Cedar - Northern White, Atlantic White or Western Red are all used for planking stock. You'll need some to repair what's under the fiberglass. Hot water and a swab at the end of a stick will make the planking lay down on the ribs.

Decks - you obviously need new ones at both ends of the canoe - your choice. Something with figure and color is always nice, but you know the saying about silk purses and sow's ears....

Seats. That style of seat is called "Babiche" and is a woven rawhide that is done much the way snowshoes are made - it shouldn't be difficult to replace. Sno-Seal on the Babiche will protect it when you are done.

Stems - more than likely the tip of the stems are rotten like the inwales. Typical stem material would be white oak although it isn't uncommon to find other hardwoods and even softwoods used for them.

As an overview: Your biggest challenges are to get the damaged fiberglass off the hull and then do a good evaluation of what is underneath. Once you've done that, I'd repair/replace the inwales to give you a sound foundation to continue. The rib and stem repairs would follow and finally the planking repairs. During this whole process, you need to work slowly - taking a rib or two at a time to maintain the shape of the hull. If you remove too much of the structure too quickly, it will lose shape. You may need temporary bracing to help hold the canoe's shape. It may be in the form of "thwarts" to keep the inwales from spreading under the rib tension - it may be thin strips attached to the outside of the hull with short sheet-metal screws to keep the hull shape "fair". Once the planking is done, turn your attention to seats, thwarts, decks and grab-handles if desired.

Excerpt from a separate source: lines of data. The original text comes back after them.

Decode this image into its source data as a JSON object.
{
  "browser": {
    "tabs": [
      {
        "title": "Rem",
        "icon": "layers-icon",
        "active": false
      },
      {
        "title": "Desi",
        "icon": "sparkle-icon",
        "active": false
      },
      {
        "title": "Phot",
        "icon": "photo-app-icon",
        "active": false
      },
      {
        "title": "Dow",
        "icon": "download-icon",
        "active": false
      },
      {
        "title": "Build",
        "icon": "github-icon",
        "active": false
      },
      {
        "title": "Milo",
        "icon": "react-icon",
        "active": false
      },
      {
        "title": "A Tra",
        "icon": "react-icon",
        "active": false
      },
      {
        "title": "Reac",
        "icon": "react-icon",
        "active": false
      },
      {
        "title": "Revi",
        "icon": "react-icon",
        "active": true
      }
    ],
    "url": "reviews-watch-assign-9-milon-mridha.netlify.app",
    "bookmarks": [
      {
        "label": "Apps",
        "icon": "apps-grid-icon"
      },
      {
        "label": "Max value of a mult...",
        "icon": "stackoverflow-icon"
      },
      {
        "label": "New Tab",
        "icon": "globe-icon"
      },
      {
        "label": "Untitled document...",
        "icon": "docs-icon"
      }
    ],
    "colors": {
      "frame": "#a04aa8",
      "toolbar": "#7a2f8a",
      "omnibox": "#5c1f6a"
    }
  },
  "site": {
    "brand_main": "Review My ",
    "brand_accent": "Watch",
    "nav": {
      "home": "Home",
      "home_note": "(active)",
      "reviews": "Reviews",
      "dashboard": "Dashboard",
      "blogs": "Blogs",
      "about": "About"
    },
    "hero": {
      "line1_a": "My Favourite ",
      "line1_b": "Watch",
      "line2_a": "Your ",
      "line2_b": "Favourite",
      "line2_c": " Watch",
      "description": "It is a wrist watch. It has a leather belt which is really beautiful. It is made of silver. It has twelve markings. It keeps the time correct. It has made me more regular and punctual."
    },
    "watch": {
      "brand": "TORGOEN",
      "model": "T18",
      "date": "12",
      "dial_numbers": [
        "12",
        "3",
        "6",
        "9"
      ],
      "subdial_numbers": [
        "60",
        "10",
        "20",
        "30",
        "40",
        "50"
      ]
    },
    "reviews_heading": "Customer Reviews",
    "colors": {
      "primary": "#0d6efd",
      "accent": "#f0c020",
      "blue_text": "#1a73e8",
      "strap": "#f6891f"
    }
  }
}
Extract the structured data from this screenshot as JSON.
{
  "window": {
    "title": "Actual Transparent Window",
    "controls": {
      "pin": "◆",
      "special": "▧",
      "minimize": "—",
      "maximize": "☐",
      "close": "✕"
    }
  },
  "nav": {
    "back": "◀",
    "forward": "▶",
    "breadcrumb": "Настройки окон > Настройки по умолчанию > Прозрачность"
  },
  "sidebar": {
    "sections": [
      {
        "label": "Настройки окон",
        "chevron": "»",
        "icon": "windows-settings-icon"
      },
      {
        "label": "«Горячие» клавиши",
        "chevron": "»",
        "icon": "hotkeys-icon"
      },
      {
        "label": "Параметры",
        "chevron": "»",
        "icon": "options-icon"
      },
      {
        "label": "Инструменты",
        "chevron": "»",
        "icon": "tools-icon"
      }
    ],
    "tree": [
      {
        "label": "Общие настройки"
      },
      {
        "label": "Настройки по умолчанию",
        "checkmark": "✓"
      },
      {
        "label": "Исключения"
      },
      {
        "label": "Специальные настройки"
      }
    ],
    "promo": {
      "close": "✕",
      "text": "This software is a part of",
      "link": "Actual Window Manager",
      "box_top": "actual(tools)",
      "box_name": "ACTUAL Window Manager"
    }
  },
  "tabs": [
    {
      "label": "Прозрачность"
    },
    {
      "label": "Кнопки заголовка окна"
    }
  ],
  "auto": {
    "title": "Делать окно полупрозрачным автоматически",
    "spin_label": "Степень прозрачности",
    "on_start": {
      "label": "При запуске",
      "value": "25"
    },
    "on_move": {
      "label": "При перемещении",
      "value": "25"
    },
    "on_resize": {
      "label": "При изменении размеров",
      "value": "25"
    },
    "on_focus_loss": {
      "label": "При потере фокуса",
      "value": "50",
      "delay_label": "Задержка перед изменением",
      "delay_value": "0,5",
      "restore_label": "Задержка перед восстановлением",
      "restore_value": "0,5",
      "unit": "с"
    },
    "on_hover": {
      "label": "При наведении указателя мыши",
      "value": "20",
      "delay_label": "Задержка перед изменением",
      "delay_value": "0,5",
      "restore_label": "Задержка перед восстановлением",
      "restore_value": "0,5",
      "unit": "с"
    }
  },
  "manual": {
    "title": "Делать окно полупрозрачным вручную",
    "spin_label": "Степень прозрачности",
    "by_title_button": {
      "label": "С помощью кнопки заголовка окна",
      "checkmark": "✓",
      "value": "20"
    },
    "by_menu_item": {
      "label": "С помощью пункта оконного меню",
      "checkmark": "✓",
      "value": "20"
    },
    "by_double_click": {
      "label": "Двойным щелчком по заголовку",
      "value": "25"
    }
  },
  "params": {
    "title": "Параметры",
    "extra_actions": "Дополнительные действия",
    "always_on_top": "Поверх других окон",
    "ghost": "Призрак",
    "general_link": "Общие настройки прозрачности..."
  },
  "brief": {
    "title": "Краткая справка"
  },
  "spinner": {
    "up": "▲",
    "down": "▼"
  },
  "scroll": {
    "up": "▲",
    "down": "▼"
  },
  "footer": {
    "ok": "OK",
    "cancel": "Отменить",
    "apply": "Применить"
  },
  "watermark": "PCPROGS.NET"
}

At this point you'd need to decide whether you want to put a fiber-reinforced composite back on the canoe or if you want to put traditional canvas/filler/paint on it. Personally, I vote for the canvas as it makes it much more repair-able in future. I think this will make perfect sense to you after you've tried to remove the fiberglass. When the covering is on, you will need new outwales - they may be able to flex into place as the sheer is fairly flat. If in doubt, steam the ends before bending into place. Outwales on this style of boat have a rabbet on the back surface to cover the canvas and the top edge of the planking which is cut down about 3/4" to facilitate the tacking of the canvas.
Last edited by Canoez; 35 Minutes Ago at 08:02 PM.
"We know one eminent canoeist who keeps a fine canoe in his cellar and feeds her on varnish and brass screws for fifty weeks of every year. " - W.P. Stevens

I think Canoez gave an excellent summation of how to go about it. I would consider staying with the 'glass on the outside only because it's already there. If you remove the 'glass completely then definitely go wiht canvas.

Get the book and read it.

Learn the vocabulary of the parts. It'll make asking questions easier later on. It's a big project for a first time but you can do it. Don't be afraid to make a mistake or two. Or three. Enjoy the journey. Keep us posted.

I also have just acquired a Great Canadian canoe very similar to yours. This is also my first attempt at a restoration, so I'm not sure if I can be of much help. Mine is in somewhat better shape than yours, but these pictures may help you see your way forward.



Mine has some of the same issues as yours, such as torn & gouged fiberglass covering, and what would appear to be water intrusion between the fiberglass and the planking.


I have started working on mine. When I removed the outwale, I found it as described by Canoez with a rabbet on the back side.


I have started to strip the fiberglass off with a heat gun and putty knife. It is pretty tedious, but it will eventually come off. On mine, as I heat it up, the fiberglass will begin to blister away from the planking, so I know it is ready to be attacked with the putty knife. So far I have not pulled up any major amount of wood.


So much for now. I hope this helps. I have more pictures if you would like to see other parts. I will no doubt have questions of my own as I move forward.